Email. One of the love-hate relationships of the modern age. We’re lost when our email systems are down, but those same systems can make us insane. It’s an addiction, but gets a free pass from intervention and therapy because it’s so damned useful.
It’s also so damned dangerous. It’s pretty hard to dial a wrong phone number and say something bad (though I have been accidentally speed-dialed a time or two by a relative who thought they were calling their bank) and harder still to think you are talking to your friend face to face and instead be talking to your supervisor . But once we leave it to the press of a Send or OK button or the Enter key, well, anything can happen.
I once sent an email expressing concern/criticism to a colleague and that person escalated our conflict by not replying to me one-on-one but rather copying the entire staff, including our boss. Our boss then escalated it beyond the pale by the email equivalent of yelling at me, and did so copying the entire staff. The boss then blamed me for copying the group—which I hastened to clarify was not the case. It took an uncomfortable situation and made it an unforgiveable one. The icing on the cake was the next day when yet another co-worker bumbled and sent an email to my disingenuous colleague bitchily saying I had a lot of “chutzpah” criticizing her , but, you guessed it, sent the email to me instead.
This was a mess, but not as much of a mess as an incident that had taken place years earlier with a former colleague from another job whose email gaffe—in the political and diplomatic arenas—landed him in the daily newspaper. Ouch.
Recently, an employee at a vendor I use accidentally forwarded to me rather than to one of their supervisors a scathing complaint from another customer. Oops! I’ve often been on receiving end of stray client emails meant for other Karens (including ones working at my competitors). And one time I was copied on a snarky email between two people at a business I that had been my client for years but whose marketing contact had recently left so these two people were now trying to make their mark by cutting me from the budget. Oops! I have sent internal memos (thank goodness nothing sensitive) to a former source for an article I wrote by accident because the first three letters of her email address were the same as my boss’. Oops! And curses on that “auto-fill” function!
But I am sure these kinds of gaffes happen thousands, if not millions, of times a day in offices and homes across the globe, the likelihood increasing with an individual’s volume of email traffic. Daughters are complaining to their sisters about their mothers and the remarks are ending up in poor Mom’s email; snide coworker comments are ending up being sent to clients; a guy’s bravado about a date conquest is ending up in his date’s email instead of his buddy’s; an executive gets an email that was meant for her competitor-- the possibilities are endless.
And what is the etiquette when one is on the receiving end of a misdirected email? If the person sending it and/or the person who was supposed to receive it will be in trouble if they don’t know the communication has gone astray (if, for example, an appointment is being rescheduled), then simply hit reply and say “I believe this was sent to me in error.” As for more politically charged situations, well, it all depends. Are we taking the high road or not? Are we trying to have the last word or not? My policy is usually “silence is golden” and I have, I confess, been known to take pleasure imagining that a person who sent a mean-spirited email realizes their error on their own and worries… Miss Manners may disagree with me, of course.

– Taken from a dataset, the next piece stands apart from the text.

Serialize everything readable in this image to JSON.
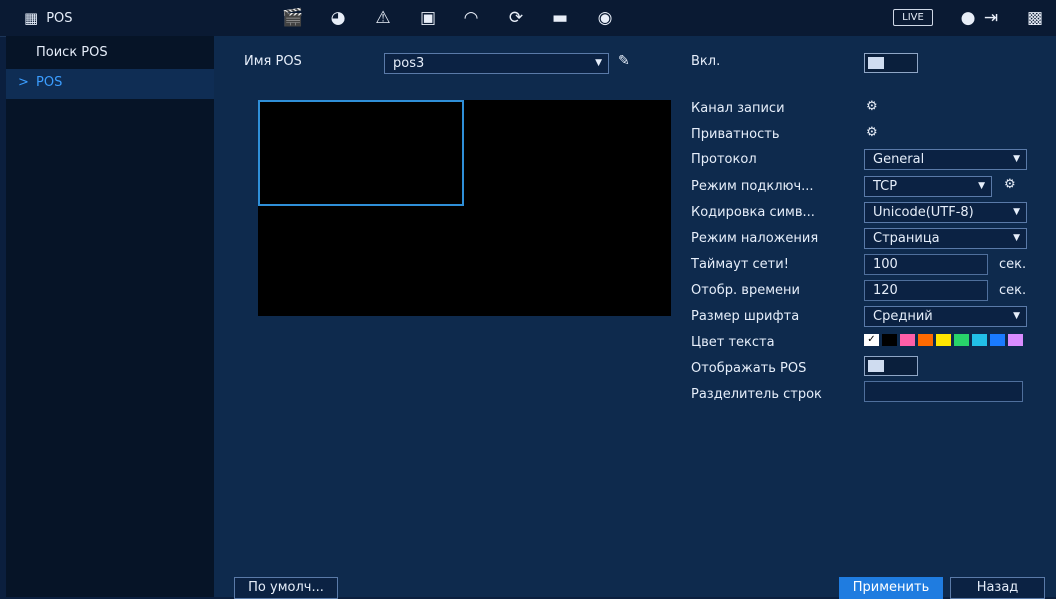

I wondered if these email gaffes were also playing out with younger people, with text messaging and instant messaging. Or are young people already so transparent with the details of their personal lives on social networking that it’s a moot point? I was assured by a young friend that they were just as vulnerable. She was at the moment nervous that texts she was sending a new boyfriend would accidentally get sent to her freshly-broken-up-with old boyfriend instead, with their names starting with the same first letter.
What’s your best—or worst—email error (or sabotage) story? Go to the Post Comment section below and tell all! Change names to protect the innocent (or more importantly, yourself) if you like, but spill!